Directions ▸ From top to bottom, retype the data exactly, passing over any picture.

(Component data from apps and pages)
+===+

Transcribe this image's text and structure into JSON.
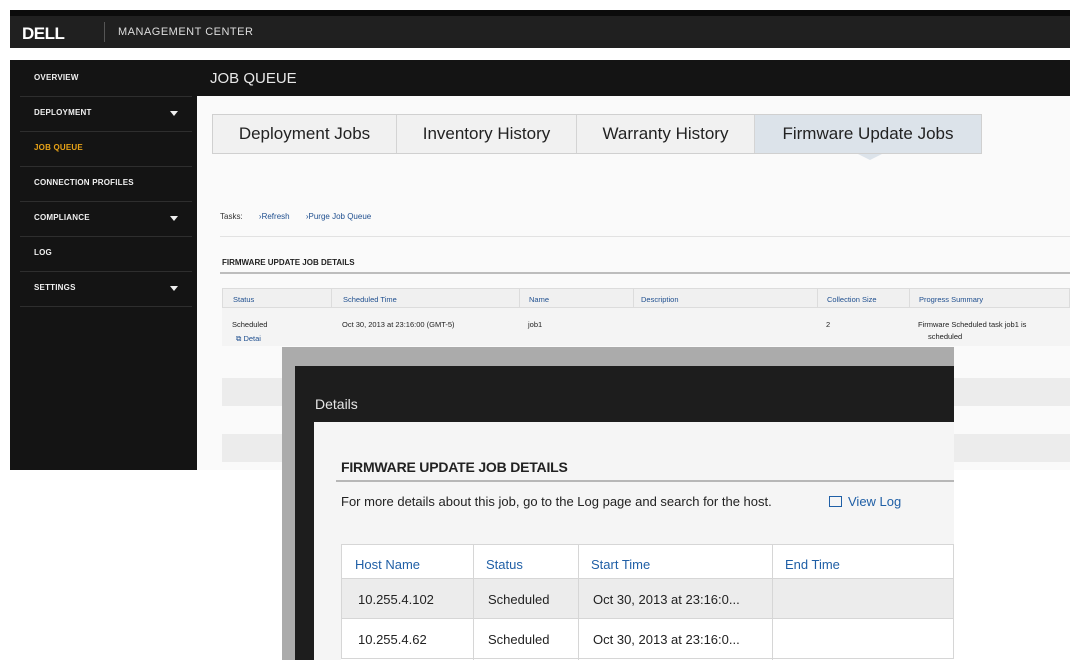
{
  "header": {
    "logo": "DELL",
    "product_name": "MANAGEMENT CENTER"
  },
  "sidebar": {
    "items": [
      {
        "label": "OVERVIEW",
        "expandable": false
      },
      {
        "label": "DEPLOYMENT",
        "expandable": true
      },
      {
        "label": "JOB QUEUE",
        "expandable": false,
        "active": true
      },
      {
        "label": "CONNECTION PROFILES",
        "expandable": false
      },
      {
        "label": "COMPLIANCE",
        "expandable": true
      },
      {
        "label": "LOG",
        "expandable": false
      },
      {
        "label": "SETTINGS",
        "expandable": true
      }
    ]
  },
  "page": {
    "title": "JOB QUEUE"
  },
  "tabs": [
    {
      "label": "Deployment Jobs"
    },
    {
      "label": "Inventory History"
    },
    {
      "label": "Warranty History"
    },
    {
      "label": "Firmware Update Jobs",
      "selected": true
    }
  ],
  "tasks": {
    "label": "Tasks:",
    "links": [
      "Refresh",
      "Purge Job Queue"
    ]
  },
  "job_details": {
    "section_title": "FIRMWARE UPDATE JOB DETAILS",
    "columns": [
      "Status",
      "Scheduled Time",
      "Name",
      "Description",
      "Collection Size",
      "Progress Summary"
    ],
    "rows": [
      {
        "status": "Scheduled",
        "scheduled_time": "Oct 30, 2013 at 23:16:00 (GMT-5)",
        "name": "job1",
        "description": "",
        "collection_size": "2",
        "progress_summary": "Firmware Scheduled task job1 is",
        "progress_summary_2": "scheduled",
        "details_link": "Detai"
      }
    ]
  },
  "dialog": {
    "title": "Details",
    "section_title": "FIRMWARE UPDATE JOB DETAILS",
    "note": "For more details about this job, go to the Log page and search for the host.",
    "view_log_label": "View Log",
    "columns": [
      "Host Name",
      "Status",
      "Start Time",
      "End Time"
    ],
    "rows": [
      {
        "host": "10.255.4.102",
        "status": "Scheduled",
        "start": "Oct 30, 2013 at 23:16:0...",
        "end": ""
      },
      {
        "host": "10.255.4.62",
        "status": "Scheduled",
        "start": "Oct 30, 2013 at 23:16:0...",
        "end": ""
      }
    ]
  },
  "colors": {
    "accent_active": "#e8a317",
    "link": "#1f5fa6",
    "dark_bg": "#141414",
    "selected_tab": "#dce3ea"
  }
}
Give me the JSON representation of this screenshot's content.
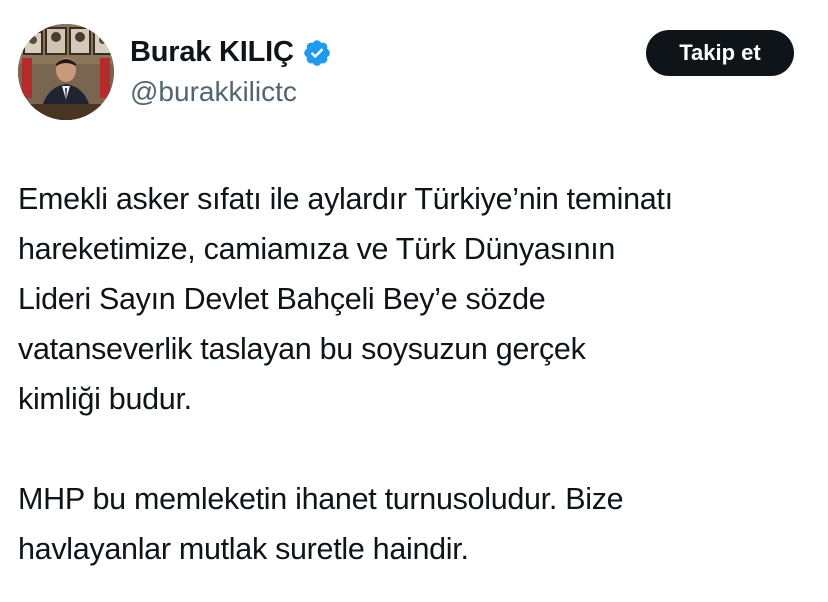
{
  "author": {
    "display_name": "Burak KILIÇ",
    "handle": "@burakkilictc",
    "verified_icon": "verified-badge-icon",
    "verified_color": "#1d9bf0",
    "avatar_icon": "profile-photo"
  },
  "follow_button": {
    "label": "Takip et",
    "background": "#0f1419",
    "text_color": "#ffffff"
  },
  "tweet": {
    "paragraphs": [
      "Emekli asker sıfatı ile aylardır Türkiye’nin teminatı\nhareketimize, camiamıza ve Türk Dünyasının\nLideri Sayın Devlet Bahçeli Bey’e sözde\nvatanseverlik taslayan bu soysuzun gerçek\nkimliği budur.",
      "MHP bu memleketin ihanet turnusoludur. Bize\nhavlayanlar mutlak suretle haindir."
    ]
  },
  "colors": {
    "text_primary": "#0f1419",
    "text_secondary": "#536471",
    "background": "#ffffff"
  }
}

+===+

Your solution ▸
Transcribe this image's text and structure into JSON.
{
  "header": {
    "logo": "DELL",
    "product_name": "MANAGEMENT CENTER"
  },
  "sidebar": {
    "items": [
      {
        "label": "OVERVIEW",
        "expandable": false
      },
      {
        "label": "DEPLOYMENT",
        "expandable": true
      },
      {
        "label": "JOB QUEUE",
        "expandable": false,
        "active": true
      },
      {
        "label": "CONNECTION PROFILES",
        "expandable": false
      },
      {
        "label": "COMPLIANCE",
        "expandable": true
      },
      {
        "label": "LOG",
        "expandable": false
      },
      {
        "label": "SETTINGS",
        "expandable": true
      }
    ]
  },
  "page": {
    "title": "JOB QUEUE"
  },
  "tabs": [
    {
      "label": "Deployment Jobs"
    },
    {
      "label": "Inventory History"
    },
    {
      "label": "Warranty History"
    },
    {
      "label": "Firmware Update Jobs",
      "selected": true
    }
  ],
  "tasks": {
    "label": "Tasks:",
    "links": [
      "Refresh",
      "Purge Job Queue"
    ]
  },
  "job_details": {
    "section_title": "FIRMWARE UPDATE JOB DETAILS",
    "columns": [
      "Status",
      "Scheduled Time",
      "Name",
      "Description",
      "Collection Size",
      "Progress Summary"
    ],
    "rows": [
      {
        "status": "Scheduled",
        "scheduled_time": "Oct 30, 2013 at 23:16:00 (GMT-5)",
        "name": "job1",
        "description": "",
        "collection_size": "2",
        "progress_summary": "Firmware Scheduled task job1 is",
        "progress_summary_2": "scheduled",
        "details_link": "Detai"
      }
    ]
  },
  "dialog": {
    "title": "Details",
    "section_title": "FIRMWARE UPDATE JOB DETAILS",
    "note": "For more details about this job, go to the Log page and search for the host.",
    "view_log_label": "View Log",
    "columns": [
      "Host Name",
      "Status",
      "Start Time",
      "End Time"
    ],
    "rows": [
      {
        "host": "10.255.4.102",
        "status": "Scheduled",
        "start": "Oct 30, 2013 at 23:16:0...",
        "end": ""
      },
      {
        "host": "10.255.4.62",
        "status": "Scheduled",
        "start": "Oct 30, 2013 at 23:16:0...",
        "end": ""
      }
    ]
  },
  "colors": {
    "accent_active": "#e8a317",
    "link": "#1f5fa6",
    "dark_bg": "#141414",
    "selected_tab": "#dce3ea"
  }
}
Give me the JSON representation of this screenshot's content.
{
  "author": {
    "display_name": "Burak KILIÇ",
    "handle": "@burakkilictc",
    "verified_icon": "verified-badge-icon",
    "verified_color": "#1d9bf0",
    "avatar_icon": "profile-photo"
  },
  "follow_button": {
    "label": "Takip et",
    "background": "#0f1419",
    "text_color": "#ffffff"
  },
  "tweet": {
    "paragraphs": [
      "Emekli asker sıfatı ile aylardır Türkiye’nin teminatı\nhareketimize, camiamıza ve Türk Dünyasının\nLideri Sayın Devlet Bahçeli Bey’e sözde\nvatanseverlik taslayan bu soysuzun gerçek\nkimliği budur.",
      "MHP bu memleketin ihanet turnusoludur. Bize\nhavlayanlar mutlak suretle haindir."
    ]
  },
  "colors": {
    "text_primary": "#0f1419",
    "text_secondary": "#536471",
    "background": "#ffffff"
  }
}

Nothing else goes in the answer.